It was a highly enjoyable evening last Saturday at The Zanzibar, which comprised of four acts in total. The reason for the assembly was The Racket’s Single Launch Night for their debut 7” vinyl release Faded Days / Don’t Know What To Say, with main support from the Runcorn combo Factory, and highly enjoyable they both were too! But as a subtle counterpoint to the musical muscular workouts of Factory, and the pedal to the floor / kick in the bollocks energy of the Zeitgeist throttling of The Racket, we had the acoustic sets of Tony McCaldon and Connah Abraham. The calm before the impending storm.

Tony was a last minute, un-publicised addition to the bill, and so had the indomitable challenge of kicking off the musical proceedings to an audience beginning to drift in to the venue. To a lesser experienced musician this would be quite dawning, but Tony was more than equal to the challenge. Having taken a musical sabbatical recently, he is back with the songs to match.

At first listen he is in the classic singer-songwriter mode, guitar and harmonica, with a hint of old Mr Zimmerman himself. But that would be a lazy analysis. What he has in common is an appreciation of the song-writing craft, of melding together emotional lyricism and music resulting in a richness of composition that is not easily attainable. Also his voice has a similarity to early Dylan, but is of a higher register, and possesses a crispness and clarity that to these ears Bob never achieved. Stock still, slightly stage left and bathed in light, intense and full of purpose, he confidently eased his way through a five song including the gem Save Me. All the arriving audience were enthralled.

Connah Abraham

Connah Abraham. Photo Credit Anthony Wild At Off The Record

Connor Abraham bounces on stage full of confidence and enthusiasm, and the display of song writing craft is continued, albeit from a different approach within the compositional spectrum.  Highly watchable, and despite breaking a string – Tony McCaldron coming to the rescue –  he swazzed his way through a seven song set, including a mesmeric version of Marvin Gaye’s Can I Get A Witness, and the superlative and majestic Better Place, rounding off with a formidable version of Fugitive. This was a great solo performance, full of assurance, the solo outing a change for Connah having previously headed up the hotly tipped and tremendous The Stamp.

These two musicians set the scene for a fantastic and assured set by Factory, and then The Racket, who tore the place up, 1976 style. But these solo spots of Mr McCaldron and Abraham helped to remind us that the art of music is multi-faceted, and whatever genre, a great song is a great song.

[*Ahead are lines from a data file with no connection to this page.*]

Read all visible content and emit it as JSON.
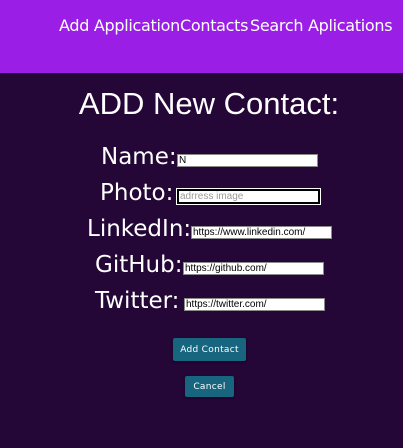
{
  "nav": {
    "add_application": "Add Application",
    "contacts": "Contacts",
    "search_applications": "Search Aplications"
  },
  "page": {
    "title": "ADD New Contact:"
  },
  "form": {
    "name": {
      "label": "Name:",
      "value": "N",
      "placeholder": ""
    },
    "photo": {
      "label": "Photo:",
      "value": "",
      "placeholder": "adrress image"
    },
    "linkedin": {
      "label": "LinkedIn:",
      "value": "https://www.linkedin.com/",
      "placeholder": ""
    },
    "github": {
      "label": "GitHub:",
      "value": "https://github.com/",
      "placeholder": ""
    },
    "twitter": {
      "label": "Twitter:",
      "value": "https://twitter.com/",
      "placeholder": ""
    }
  },
  "actions": {
    "add_contact": "Add Contact",
    "cancel": "Cancel"
  },
  "colors": {
    "background": "#240637",
    "navbar": "#9a1ee6",
    "button": "#17657e"
  }
}
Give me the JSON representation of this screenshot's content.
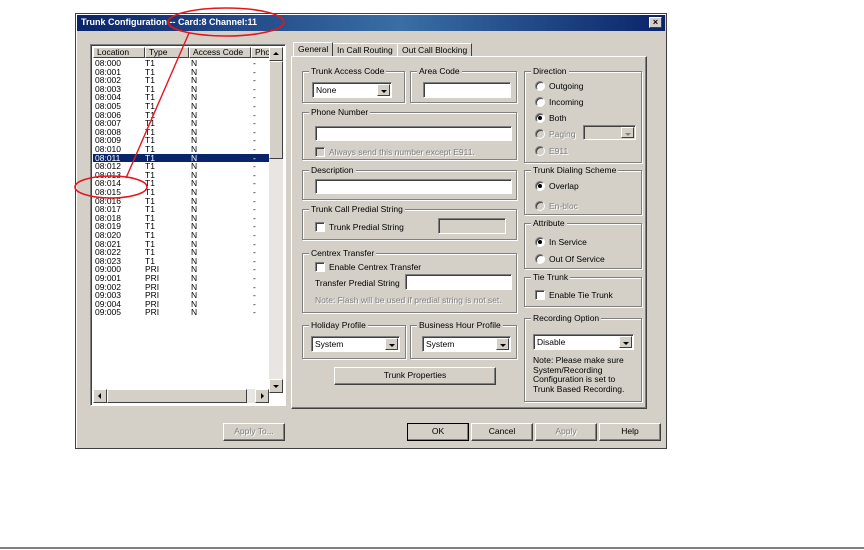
{
  "window": {
    "title": "Trunk Configuration -- Card:8 Channel:11",
    "close_glyph": "×"
  },
  "list": {
    "columns": [
      "Location",
      "Type",
      "Access Code",
      "Pho"
    ],
    "rows": [
      [
        "08:000",
        "T1",
        "N",
        "-"
      ],
      [
        "08:001",
        "T1",
        "N",
        "-"
      ],
      [
        "08:002",
        "T1",
        "N",
        "-"
      ],
      [
        "08:003",
        "T1",
        "N",
        "-"
      ],
      [
        "08:004",
        "T1",
        "N",
        "-"
      ],
      [
        "08:005",
        "T1",
        "N",
        "-"
      ],
      [
        "08:006",
        "T1",
        "N",
        "-"
      ],
      [
        "08:007",
        "T1",
        "N",
        "-"
      ],
      [
        "08:008",
        "T1",
        "N",
        "-"
      ],
      [
        "08:009",
        "T1",
        "N",
        "-"
      ],
      [
        "08:010",
        "T1",
        "N",
        "-"
      ],
      [
        "08:011",
        "T1",
        "N",
        "-"
      ],
      [
        "08:012",
        "T1",
        "N",
        "-"
      ],
      [
        "08:013",
        "T1",
        "N",
        "-"
      ],
      [
        "08:014",
        "T1",
        "N",
        "-"
      ],
      [
        "08:015",
        "T1",
        "N",
        "-"
      ],
      [
        "08:016",
        "T1",
        "N",
        "-"
      ],
      [
        "08:017",
        "T1",
        "N",
        "-"
      ],
      [
        "08:018",
        "T1",
        "N",
        "-"
      ],
      [
        "08:019",
        "T1",
        "N",
        "-"
      ],
      [
        "08:020",
        "T1",
        "N",
        "-"
      ],
      [
        "08:021",
        "T1",
        "N",
        "-"
      ],
      [
        "08:022",
        "T1",
        "N",
        "-"
      ],
      [
        "08:023",
        "T1",
        "N",
        "-"
      ],
      [
        "09:000",
        "PRI",
        "N",
        "-"
      ],
      [
        "09:001",
        "PRI",
        "N",
        "-"
      ],
      [
        "09:002",
        "PRI",
        "N",
        "-"
      ],
      [
        "09:003",
        "PRI",
        "N",
        "-"
      ],
      [
        "09:004",
        "PRI",
        "N",
        "-"
      ],
      [
        "09:005",
        "PRI",
        "N",
        "-"
      ]
    ],
    "selected_index": 11
  },
  "tabs": [
    "General",
    "In Call Routing",
    "Out Call Blocking"
  ],
  "active_tab": 0,
  "general": {
    "trunk_access_code": {
      "label": "Trunk Access Code",
      "value": "None"
    },
    "area_code": {
      "label": "Area Code",
      "value": ""
    },
    "phone_number": {
      "label": "Phone Number",
      "value": "",
      "checkbox_label": "Always send this number except E911."
    },
    "description": {
      "label": "Description",
      "value": ""
    },
    "trunk_call_predial": {
      "label": "Trunk Call Predial String",
      "checkbox_label": "Trunk Predial String",
      "value": ""
    },
    "centrex": {
      "label": "Centrex Transfer",
      "checkbox_label": "Enable Centrex Transfer",
      "transfer_label": "Transfer Predial String",
      "value": "",
      "note": "Note: Flash will be used if predial string is not set."
    },
    "holiday_profile": {
      "label": "Holiday Profile",
      "value": "System"
    },
    "business_hour_profile": {
      "label": "Business Hour Profile",
      "value": "System"
    },
    "trunk_properties_button": "Trunk Properties",
    "direction": {
      "label": "Direction",
      "options": [
        "Outgoing",
        "Incoming",
        "Both",
        "Paging",
        "E911"
      ],
      "selected": "Both",
      "paging_value": ""
    },
    "dialing_scheme": {
      "label": "Trunk Dialing Scheme",
      "options": [
        "Overlap",
        "En-bloc"
      ],
      "selected": "Overlap"
    },
    "attribute": {
      "label": "Attribute",
      "options": [
        "In Service",
        "Out Of Service"
      ],
      "selected": "In Service"
    },
    "tie_trunk": {
      "label": "Tie Trunk",
      "checkbox_label": "Enable Tie Trunk"
    },
    "recording": {
      "label": "Recording Option",
      "value": "Disable",
      "note": "Note: Please make sure System/Recording Configuration is set to Trunk Based Recording."
    }
  },
  "buttons": {
    "apply_to": "Apply To...",
    "ok": "OK",
    "cancel": "Cancel",
    "apply": "Apply",
    "help": "Help"
  },
  "colors": {
    "title_bar": "#0a246a",
    "selection": "#0a246a",
    "annotation": "#e8141c",
    "dialog_face": "#d4d0c8"
  }
}
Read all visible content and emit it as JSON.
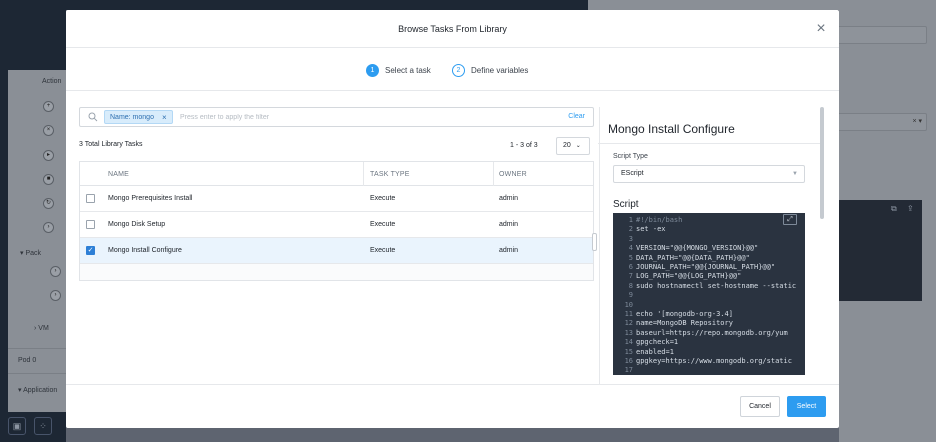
{
  "background": {
    "sidebar_items": [
      "Action",
      "Pack",
      "VM",
      "Pod",
      "Application"
    ],
    "pod_count": "0"
  },
  "modal": {
    "title": "Browse Tasks From Library",
    "close_icon": "close-icon",
    "steps": [
      {
        "number": "1",
        "label": "Select a task",
        "active": true
      },
      {
        "number": "2",
        "label": "Define variables",
        "active": false
      }
    ]
  },
  "filter": {
    "chip_label": "Name: mongo",
    "chip_remove": "×",
    "placeholder": "Press enter to apply the filter",
    "clear_label": "Clear"
  },
  "list": {
    "total_label": "3 Total Library Tasks",
    "range_label": "1 - 3 of 3",
    "page_size": "20",
    "columns": [
      "NAME",
      "TASK TYPE",
      "OWNER"
    ],
    "rows": [
      {
        "name": "Mongo Prerequisites Install",
        "task_type": "Execute",
        "owner": "admin",
        "checked": false
      },
      {
        "name": "Mongo Disk Setup",
        "task_type": "Execute",
        "owner": "admin",
        "checked": false
      },
      {
        "name": "Mongo Install Configure",
        "task_type": "Execute",
        "owner": "admin",
        "checked": true
      }
    ]
  },
  "detail": {
    "title": "Mongo Install Configure",
    "script_type_label": "Script Type",
    "script_type_value": "EScript",
    "script_label": "Script",
    "script_lines": [
      {
        "n": "1",
        "text": "#!/bin/bash",
        "comment": true
      },
      {
        "n": "2",
        "text": "set -ex",
        "comment": false
      },
      {
        "n": "3",
        "text": "",
        "comment": false
      },
      {
        "n": "4",
        "text": "VERSION=\"@@{MONGO_VERSION}@@\"",
        "comment": false
      },
      {
        "n": "5",
        "text": "DATA_PATH=\"@@{DATA_PATH}@@\"",
        "comment": false
      },
      {
        "n": "6",
        "text": "JOURNAL_PATH=\"@@{JOURNAL_PATH}@@\"",
        "comment": false
      },
      {
        "n": "7",
        "text": "LOG_PATH=\"@@{LOG_PATH}@@\"",
        "comment": false
      },
      {
        "n": "8",
        "text": "sudo hostnamectl set-hostname --static",
        "comment": false
      },
      {
        "n": "9",
        "text": "",
        "comment": false
      },
      {
        "n": "10",
        "text": "",
        "comment": false
      },
      {
        "n": "11",
        "text": "echo '[mongodb-org-3.4]",
        "comment": false
      },
      {
        "n": "12",
        "text": "name=MongoDB Repository",
        "comment": false
      },
      {
        "n": "13",
        "text": "baseurl=https://repo.mongodb.org/yum",
        "comment": false
      },
      {
        "n": "14",
        "text": "gpgcheck=1",
        "comment": false
      },
      {
        "n": "15",
        "text": "enabled=1",
        "comment": false
      },
      {
        "n": "16",
        "text": "gpgkey=https://www.mongodb.org/static",
        "comment": false
      },
      {
        "n": "17",
        "text": "",
        "comment": false
      }
    ]
  },
  "footer": {
    "cancel_label": "Cancel",
    "select_label": "Select"
  },
  "colors": {
    "accent": "#2d9cf0",
    "editor_bg": "#2a3340",
    "selected_row": "#eaf4fd"
  }
}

And we were lucky to hear absolutely loads of them last Saturday night. In fact, it was a privilege.

*Feature image – Tony McCaldon. Photo Credit: Dave Hudson

Steve Kinrade